** Opening Data block **
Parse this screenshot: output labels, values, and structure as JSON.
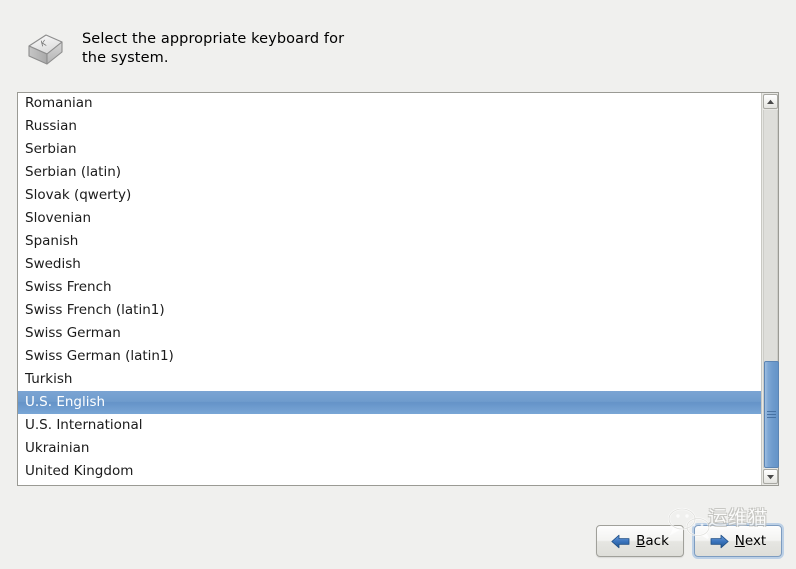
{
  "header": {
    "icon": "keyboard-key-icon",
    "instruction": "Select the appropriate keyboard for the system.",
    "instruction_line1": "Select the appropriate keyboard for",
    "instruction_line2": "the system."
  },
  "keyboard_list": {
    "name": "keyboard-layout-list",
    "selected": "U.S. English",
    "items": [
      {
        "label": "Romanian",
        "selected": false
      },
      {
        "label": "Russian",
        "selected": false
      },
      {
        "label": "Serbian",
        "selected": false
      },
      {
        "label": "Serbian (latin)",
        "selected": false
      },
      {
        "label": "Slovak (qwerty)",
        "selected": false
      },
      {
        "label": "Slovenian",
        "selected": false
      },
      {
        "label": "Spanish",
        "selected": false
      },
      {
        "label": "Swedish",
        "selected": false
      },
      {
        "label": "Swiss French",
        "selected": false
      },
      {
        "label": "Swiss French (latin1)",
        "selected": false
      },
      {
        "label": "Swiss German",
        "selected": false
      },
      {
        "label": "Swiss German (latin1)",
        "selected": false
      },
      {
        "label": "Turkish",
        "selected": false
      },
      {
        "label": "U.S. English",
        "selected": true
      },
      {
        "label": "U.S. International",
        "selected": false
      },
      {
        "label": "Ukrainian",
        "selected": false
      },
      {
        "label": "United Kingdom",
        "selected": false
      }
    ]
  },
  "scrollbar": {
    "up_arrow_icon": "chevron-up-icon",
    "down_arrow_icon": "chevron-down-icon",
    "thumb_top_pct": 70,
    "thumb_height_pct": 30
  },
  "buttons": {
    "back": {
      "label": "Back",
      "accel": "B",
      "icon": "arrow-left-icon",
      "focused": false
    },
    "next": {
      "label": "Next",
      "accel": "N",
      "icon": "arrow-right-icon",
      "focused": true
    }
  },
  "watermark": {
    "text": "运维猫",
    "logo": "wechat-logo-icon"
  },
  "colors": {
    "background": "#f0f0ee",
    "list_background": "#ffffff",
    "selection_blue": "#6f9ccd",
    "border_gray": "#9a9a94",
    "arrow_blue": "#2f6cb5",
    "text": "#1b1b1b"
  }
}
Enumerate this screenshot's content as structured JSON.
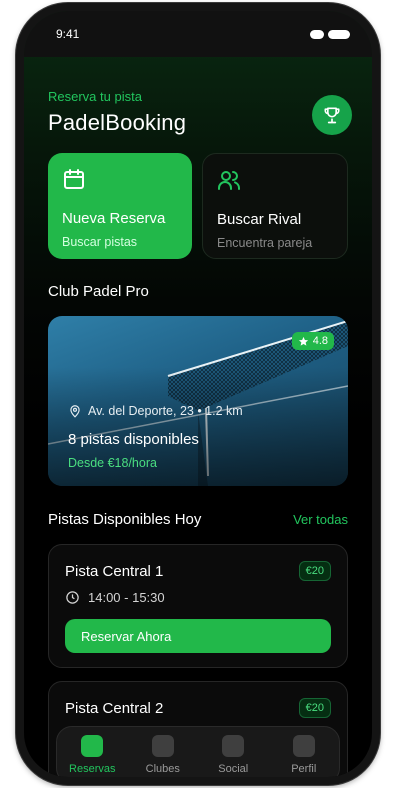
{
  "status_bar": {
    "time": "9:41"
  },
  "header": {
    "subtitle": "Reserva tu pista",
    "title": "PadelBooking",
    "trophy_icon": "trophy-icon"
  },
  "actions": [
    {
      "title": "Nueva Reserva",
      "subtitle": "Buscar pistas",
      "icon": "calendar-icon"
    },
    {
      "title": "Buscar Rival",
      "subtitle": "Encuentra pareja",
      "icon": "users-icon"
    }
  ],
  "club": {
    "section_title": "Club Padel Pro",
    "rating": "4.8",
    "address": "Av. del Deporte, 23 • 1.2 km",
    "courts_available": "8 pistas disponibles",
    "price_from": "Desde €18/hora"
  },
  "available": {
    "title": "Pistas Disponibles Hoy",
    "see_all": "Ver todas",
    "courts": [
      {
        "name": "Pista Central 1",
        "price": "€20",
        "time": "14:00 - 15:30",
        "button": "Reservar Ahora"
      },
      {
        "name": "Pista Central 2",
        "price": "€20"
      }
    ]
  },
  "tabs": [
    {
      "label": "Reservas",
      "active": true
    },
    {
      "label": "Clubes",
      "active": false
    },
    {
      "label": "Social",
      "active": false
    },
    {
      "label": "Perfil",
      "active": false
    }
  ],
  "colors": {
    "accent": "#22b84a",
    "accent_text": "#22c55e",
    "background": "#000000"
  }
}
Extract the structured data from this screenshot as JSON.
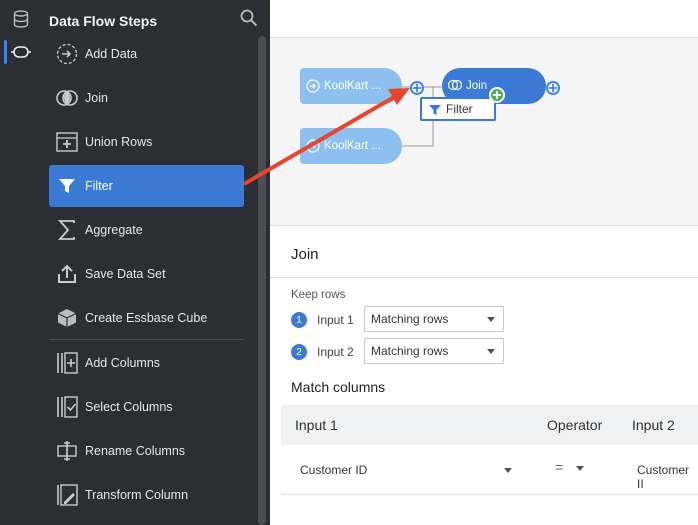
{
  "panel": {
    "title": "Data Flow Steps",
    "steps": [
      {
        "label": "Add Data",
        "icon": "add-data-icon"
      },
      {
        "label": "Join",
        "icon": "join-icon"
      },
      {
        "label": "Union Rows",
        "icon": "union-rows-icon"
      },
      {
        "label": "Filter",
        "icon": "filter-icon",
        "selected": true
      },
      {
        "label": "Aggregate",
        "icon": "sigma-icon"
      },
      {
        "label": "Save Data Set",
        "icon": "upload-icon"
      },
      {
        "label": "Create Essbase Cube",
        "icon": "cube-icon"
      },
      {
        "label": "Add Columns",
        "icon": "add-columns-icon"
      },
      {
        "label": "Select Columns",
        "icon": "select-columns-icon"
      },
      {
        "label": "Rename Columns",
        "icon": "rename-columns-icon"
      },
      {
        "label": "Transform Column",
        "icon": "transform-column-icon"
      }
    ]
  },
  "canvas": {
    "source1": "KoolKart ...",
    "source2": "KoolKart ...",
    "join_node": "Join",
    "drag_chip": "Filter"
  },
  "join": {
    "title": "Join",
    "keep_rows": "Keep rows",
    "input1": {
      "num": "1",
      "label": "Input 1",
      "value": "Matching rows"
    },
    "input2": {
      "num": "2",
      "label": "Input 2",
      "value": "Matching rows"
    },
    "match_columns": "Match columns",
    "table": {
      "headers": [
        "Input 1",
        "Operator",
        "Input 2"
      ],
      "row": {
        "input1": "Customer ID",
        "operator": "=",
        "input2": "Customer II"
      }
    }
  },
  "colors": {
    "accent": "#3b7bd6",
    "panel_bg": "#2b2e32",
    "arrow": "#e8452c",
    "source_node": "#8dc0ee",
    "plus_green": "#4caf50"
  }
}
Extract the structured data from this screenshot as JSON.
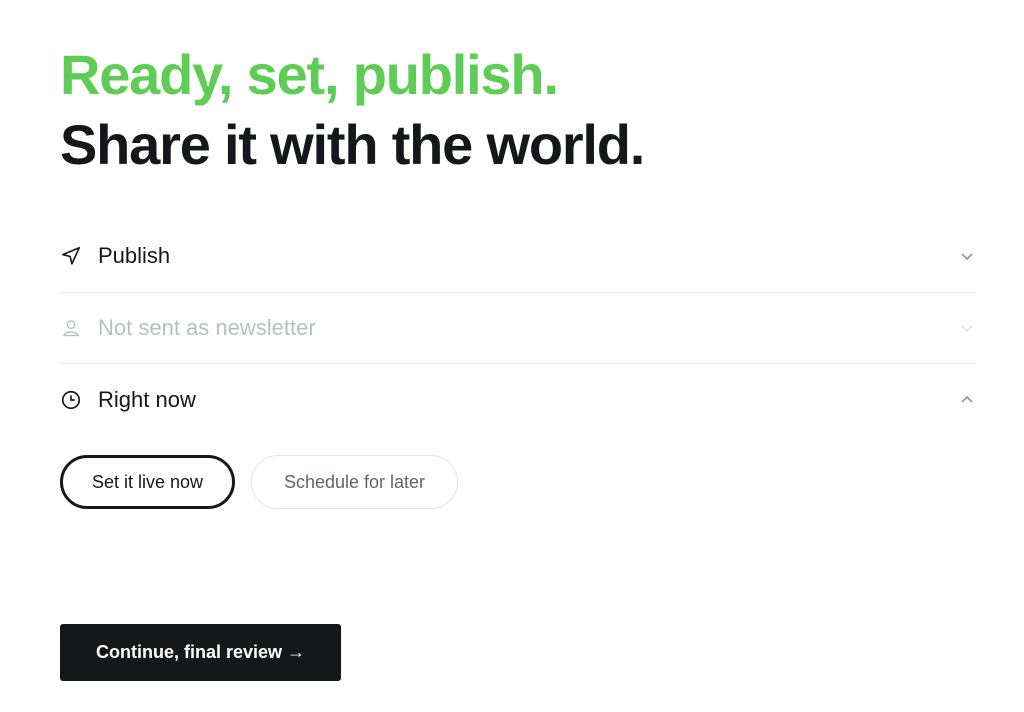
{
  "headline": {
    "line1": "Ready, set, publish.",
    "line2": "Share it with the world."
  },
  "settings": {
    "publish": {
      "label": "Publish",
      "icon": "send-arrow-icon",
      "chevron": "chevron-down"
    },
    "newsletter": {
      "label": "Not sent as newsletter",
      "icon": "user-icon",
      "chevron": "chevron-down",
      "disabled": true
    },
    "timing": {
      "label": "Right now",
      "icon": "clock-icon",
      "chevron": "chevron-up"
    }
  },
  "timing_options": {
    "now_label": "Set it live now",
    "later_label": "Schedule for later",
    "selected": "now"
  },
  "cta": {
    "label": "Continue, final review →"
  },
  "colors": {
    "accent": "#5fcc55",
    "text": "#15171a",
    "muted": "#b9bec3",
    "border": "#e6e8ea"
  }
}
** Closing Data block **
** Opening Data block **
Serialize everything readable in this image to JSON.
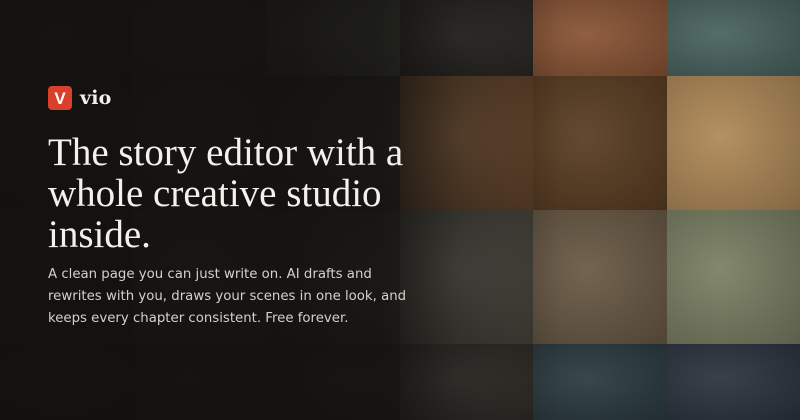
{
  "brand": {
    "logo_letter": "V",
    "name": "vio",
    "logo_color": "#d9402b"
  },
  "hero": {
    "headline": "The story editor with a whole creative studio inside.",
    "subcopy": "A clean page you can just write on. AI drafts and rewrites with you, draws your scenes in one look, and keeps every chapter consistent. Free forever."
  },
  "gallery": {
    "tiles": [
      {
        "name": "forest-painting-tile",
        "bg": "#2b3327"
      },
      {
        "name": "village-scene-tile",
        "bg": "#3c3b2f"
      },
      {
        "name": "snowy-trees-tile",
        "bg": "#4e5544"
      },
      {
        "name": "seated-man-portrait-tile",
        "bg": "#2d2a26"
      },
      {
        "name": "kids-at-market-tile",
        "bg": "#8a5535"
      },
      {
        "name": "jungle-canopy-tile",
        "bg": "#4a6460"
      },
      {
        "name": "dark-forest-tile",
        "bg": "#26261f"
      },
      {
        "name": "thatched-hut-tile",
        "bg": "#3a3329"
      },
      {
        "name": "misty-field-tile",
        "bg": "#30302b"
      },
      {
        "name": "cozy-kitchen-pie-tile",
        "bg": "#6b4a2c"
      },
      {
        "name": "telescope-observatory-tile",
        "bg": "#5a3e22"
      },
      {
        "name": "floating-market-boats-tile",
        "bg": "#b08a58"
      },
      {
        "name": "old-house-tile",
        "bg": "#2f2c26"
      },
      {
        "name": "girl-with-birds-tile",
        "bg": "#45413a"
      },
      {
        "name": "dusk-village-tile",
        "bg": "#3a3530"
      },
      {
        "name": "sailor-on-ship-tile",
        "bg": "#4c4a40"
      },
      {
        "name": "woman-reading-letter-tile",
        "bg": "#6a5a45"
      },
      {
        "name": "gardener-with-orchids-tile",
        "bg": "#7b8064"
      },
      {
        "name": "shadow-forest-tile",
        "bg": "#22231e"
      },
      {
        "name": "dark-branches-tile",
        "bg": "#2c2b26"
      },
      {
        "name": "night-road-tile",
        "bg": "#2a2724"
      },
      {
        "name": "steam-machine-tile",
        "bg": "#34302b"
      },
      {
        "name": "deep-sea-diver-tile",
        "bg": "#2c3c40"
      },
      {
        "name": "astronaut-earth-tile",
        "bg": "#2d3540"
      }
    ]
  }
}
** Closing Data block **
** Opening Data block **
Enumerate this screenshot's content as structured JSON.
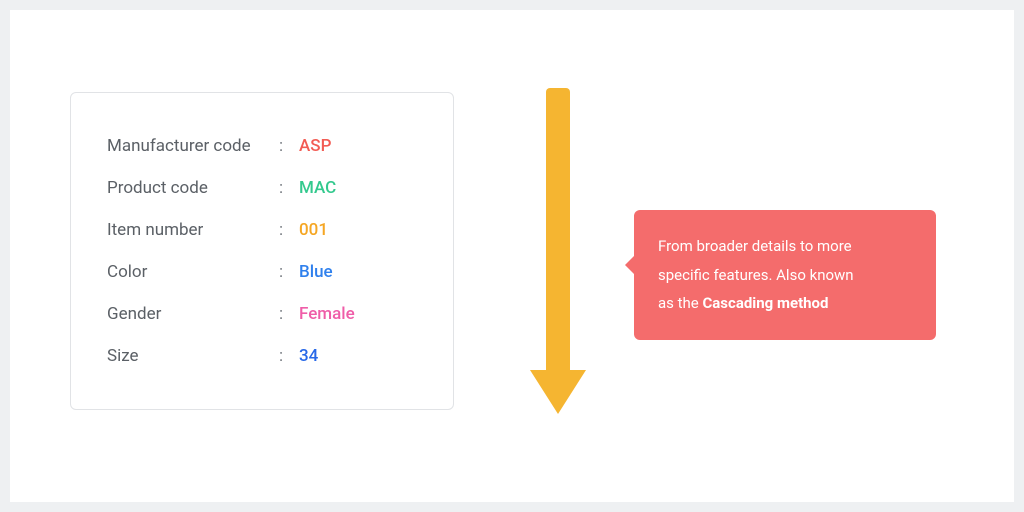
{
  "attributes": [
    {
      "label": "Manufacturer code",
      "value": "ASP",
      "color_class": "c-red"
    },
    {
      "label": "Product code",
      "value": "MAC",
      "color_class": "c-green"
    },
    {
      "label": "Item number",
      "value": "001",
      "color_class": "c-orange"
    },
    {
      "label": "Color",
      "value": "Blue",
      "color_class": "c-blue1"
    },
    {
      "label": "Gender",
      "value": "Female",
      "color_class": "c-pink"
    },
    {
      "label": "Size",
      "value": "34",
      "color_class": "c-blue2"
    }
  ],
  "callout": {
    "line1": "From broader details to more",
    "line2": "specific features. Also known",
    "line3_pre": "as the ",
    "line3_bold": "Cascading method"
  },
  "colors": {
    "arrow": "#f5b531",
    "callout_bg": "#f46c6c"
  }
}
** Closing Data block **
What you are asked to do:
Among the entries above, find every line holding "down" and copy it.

Solution to the exercise:
    "down_arrow_icon": "chevron-down-icon",
      "chevron": "chevron-down"
      "chevron": "chevron-down",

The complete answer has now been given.